Ten years ago, I said thank you to my very first class of 4th graders. Thank you for their dedication. Thank you for their persistence. Thank you for their love. I know I cried as I hugged each and every one of them, thanking them for our year.
Today, I will hug as many 7th graders as I can. I will thank them for a year filled with laughs. With challenges. With growth. With love. Teaching is by far the best thing I can do with my professional time. When I look back on ten years of teaching, I cannot help but think of all the things I have learned. Of how I have grown. Of how I am still growing. There is so much to learn, still.
But ten years has also taught me a lot about what it means to be a teacher. What it means to get up every morning and do this job. Not just because you have to, but because you can. And as always, the kids I have had the privilege of teaching are the ones who have taught me the biggest lessons. The ones who have made me who I am today. They taught me…
That’s it’s not about me. That the needs of the students should always be my focus. That when I am wondering what I need to change, they are where I start. That my assumptions, while sometimes on point, will never be as accurate as what they will actually tell me. That their advice, if we only take it, will transform our teaching for the better.
…but sometimes it is. Sometimes I am the problem. Sometimes I am the reason a child hates school. Sometimes my decisions, even if made with the best of intentions, will harm rather than build. It is my job to make sure that I know that. That I realize the immense power that we have over the future of the very children we teach. That I ask the hard questions in order for me to grow and to create an experience that works for every child as much as humanly possible.
They have taught me…

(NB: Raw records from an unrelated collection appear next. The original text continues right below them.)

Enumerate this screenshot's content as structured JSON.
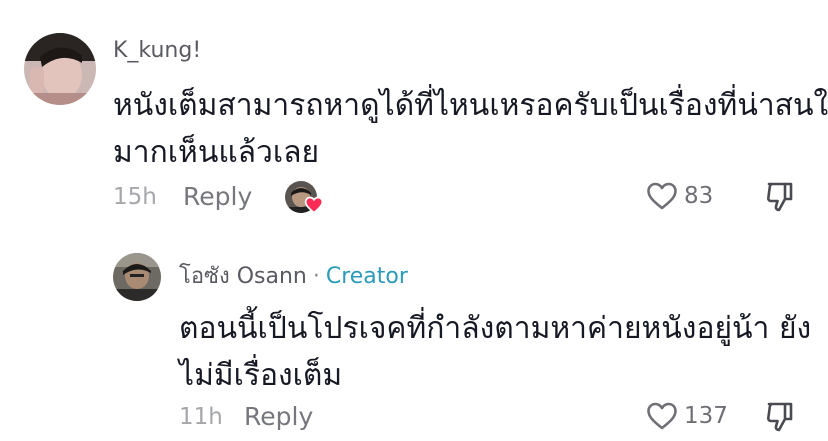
{
  "comment": {
    "username": "K_kung!",
    "text_line1": "หนังเต็มสามารถหาดูได้ที่ไหนเหรอครับเป็นเรื่องที่น่าสนใจ",
    "text_line2": "มากเห็นแล้วเลย",
    "timestamp": "15h",
    "reply_label": "Reply",
    "like_count": "83",
    "avatar_icon": "user-avatar",
    "liked_by_icon": "creator-liked-avatar"
  },
  "reply": {
    "username": "โอซัง Osann",
    "separator": "·",
    "creator_label": "Creator",
    "text_line1": "ตอนนี้เป็นโปรเจคที่กำลังตามหาค่ายหนังอยู่น้า ยัง",
    "text_line2": "ไม่มีเรื่องเต็ม",
    "timestamp": "11h",
    "reply_label": "Reply",
    "like_count": "137",
    "avatar_icon": "creator-avatar"
  },
  "icons": {
    "like": "heart-outline-icon",
    "dislike": "thumbs-down-icon",
    "liked_heart": "heart-filled-icon"
  },
  "colors": {
    "creator_accent": "#2a9bb8",
    "heart_red": "#fe2c55",
    "text_primary": "#161823",
    "text_secondary": "#5a5b62",
    "text_muted": "#a6a7ab"
  }
}
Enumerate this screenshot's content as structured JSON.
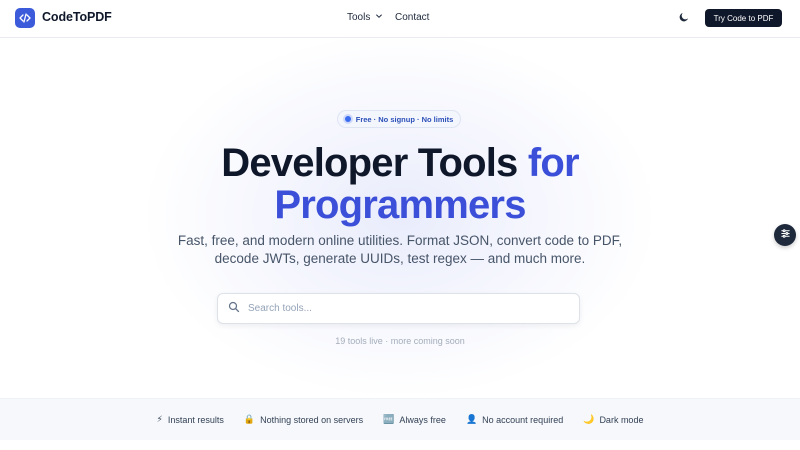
{
  "header": {
    "brand": "CodeToPDF",
    "nav": {
      "tools_label": "Tools",
      "contact_label": "Contact"
    },
    "cta_label": "Try Code to PDF"
  },
  "hero": {
    "pill_text": "Free · No signup · No limits",
    "title_line1": "Developer Tools ",
    "title_accent1": "for",
    "title_line2": "Programmers",
    "subtitle": "Fast, free, and modern online utilities. Format JSON, convert code to PDF, decode JWTs, generate UUIDs, test regex — and much more.",
    "search": {
      "placeholder": "Search tools...",
      "value": ""
    },
    "tools_count": "19 tools live · more coming soon"
  },
  "features": [
    {
      "icon": "⚡",
      "label": "Instant results"
    },
    {
      "icon": "🔒",
      "label": "Nothing stored on servers"
    },
    {
      "icon": "🆓",
      "label": "Always free"
    },
    {
      "icon": "👤",
      "label": "No account required"
    },
    {
      "icon": "🌙",
      "label": "Dark mode"
    }
  ],
  "colors": {
    "brand": "#3b5bdb",
    "accent_text": "#3b4fd8",
    "dark": "#0f172a"
  },
  "icons": {
    "logo": "code-brackets-icon",
    "tools_dropdown": "chevron-down-icon",
    "theme": "moon-icon",
    "search": "search-icon",
    "floating": "sliders-icon"
  }
}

That a smile will always go further than a well-developed lesson plan. That my attitude when it comes to the very kids I get to teach is a choice. That saying hello, that smiling, that telling them how much I love this job, how much I love them, will make a difference. Even to those who push the hardest.
….but sometimes a well-developed lesson plan can move mountains. When students plan lessons with us, offer up their ideas, and invest their energy, we are already further than we could be without them. That lessons need choice, relevance, and challenge. That every child deserves to be held to high expectations, and every child needs a second chance when something doesn’t work.
That those who push you the hardest, leave the biggest marks. That often those kids who see no value in school, no value in you, are the ones you will fight the hardest for. That it is not your job to save them from their lives, themselves, or their circumstances, but that you are there to love, to offer up ways to navigate their lives, and to remind them that they have worth. That in this world, they matter.
…but sometimes they don’t want you to be in their corner. And that’s ok, too. We can try to connect with every child we teach, knowing that for some we may be exactly the type of teacher they do not want. The biggest gift we then can offer up is, besides not giving up, to help them forger connections with others. To help them have someone they connect with, so they know that they are not alone.
They have taught me…
That I don’t know it all. Especially the more I teach, I realize how little I know. Ten years ago I didn’t think about my privilege. I didn’t think about how marginalization hurt the very kids I taught. How inequitable our school system is. How white skewed my classroom library was. How I didn’t know everything. But I grew, and I will continue to grow. I will continue to admit when I screw up, and it happens a lot, and I will continue to apologize, to use the power I have been given to fight for others and with others.
…but I do know some things. I know that love matters. That research matters. That conviction matters. That sometimes being the sole voice for change is scary, but necessary. That we grow best through kindness, but sometimes kindness will not tear down walls. That what we believe in directly influences how we teach, but that our bigger job is not to give students our opinion, but instead make space for them to develop their own. That every day I get to work with kids is a better day. That there is hope. That this new generation of kids we are raising are changing the world. That I would rather be a part of the fight, then safe on the sidelines.
I became a teacher because I hoped to make a difference. I hoped to create a classroom where every child felt safe, where every child felt loved. I don’t know if I have succeeded, but I do know that teaching has changed me. That I would not be the person I am without the influence of the many incredible children I have taught and who have taught me.
I came into this profession to make a difference but in the end, it was the kids that made the biggest difference to me.
If you like what you read here, consider reading my newest book, Passionate Readers – The Art of Reaching and Engaging Every Child Also consider joining our book club study of it, kicking off June 17th. This book focuses on the five keys we can implement into any reading community to strengthen student reading experiences, even within the 45 minute English block. If you are looking for solutions and ideas for how to re-engage all of your students consider reading my very first book Passionate Learners – How to Engage and Empower Your Students. Also, if you are wondering where I will be in the coming year or would like to have me speak, please see this page.